Using data from the nationally representative 2016 National Survey of Children's Health, Michael D. Kogan, Ph.D., from the Maternal and Child Health Bureau in Rockville, Maryland, and colleagues collected parent-reported information on whether children had received an ASD diagnosis. Weighted prevalence estimates of ASD were calculated, and health experiences were compared between children with ASD and other children.
The researchers found that parents of an estimated 1.5 million U.S. children aged 3 to 17 years (2.5 percent) reported their child had received a diagnosis and currently had ASD. Compared with children with other emotional and behavioral disorders and children without these conditions, children with a parent-reported ASD diagnosis were more likely to have greater health care needs and difficulties accessing health care. In the last 12 months, 27 percent of children with current ASD were taking medication for ASD-related symptoms, and 64 percent received behavioral treatments; variation was seen by sociodemographic characteristics and co-occurring conditions.

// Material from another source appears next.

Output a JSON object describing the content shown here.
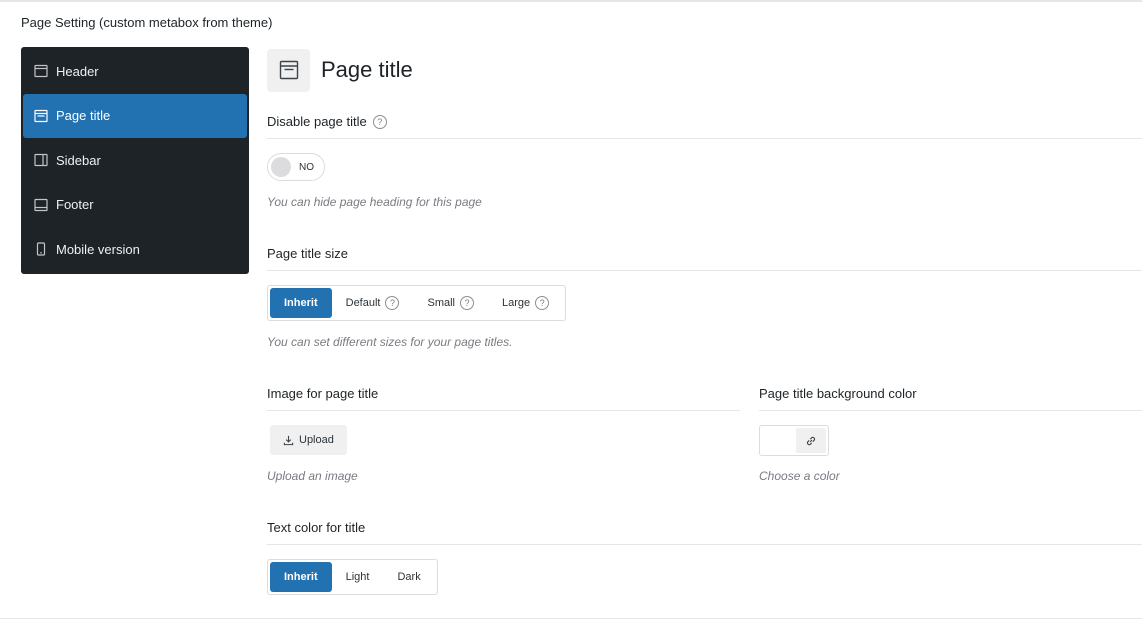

"Because ASD is a lifelong condition for most children, an important area of future research would be to study life course development and understand what factors influence health and well-being in young adulthood and beyond for these children," the authors write.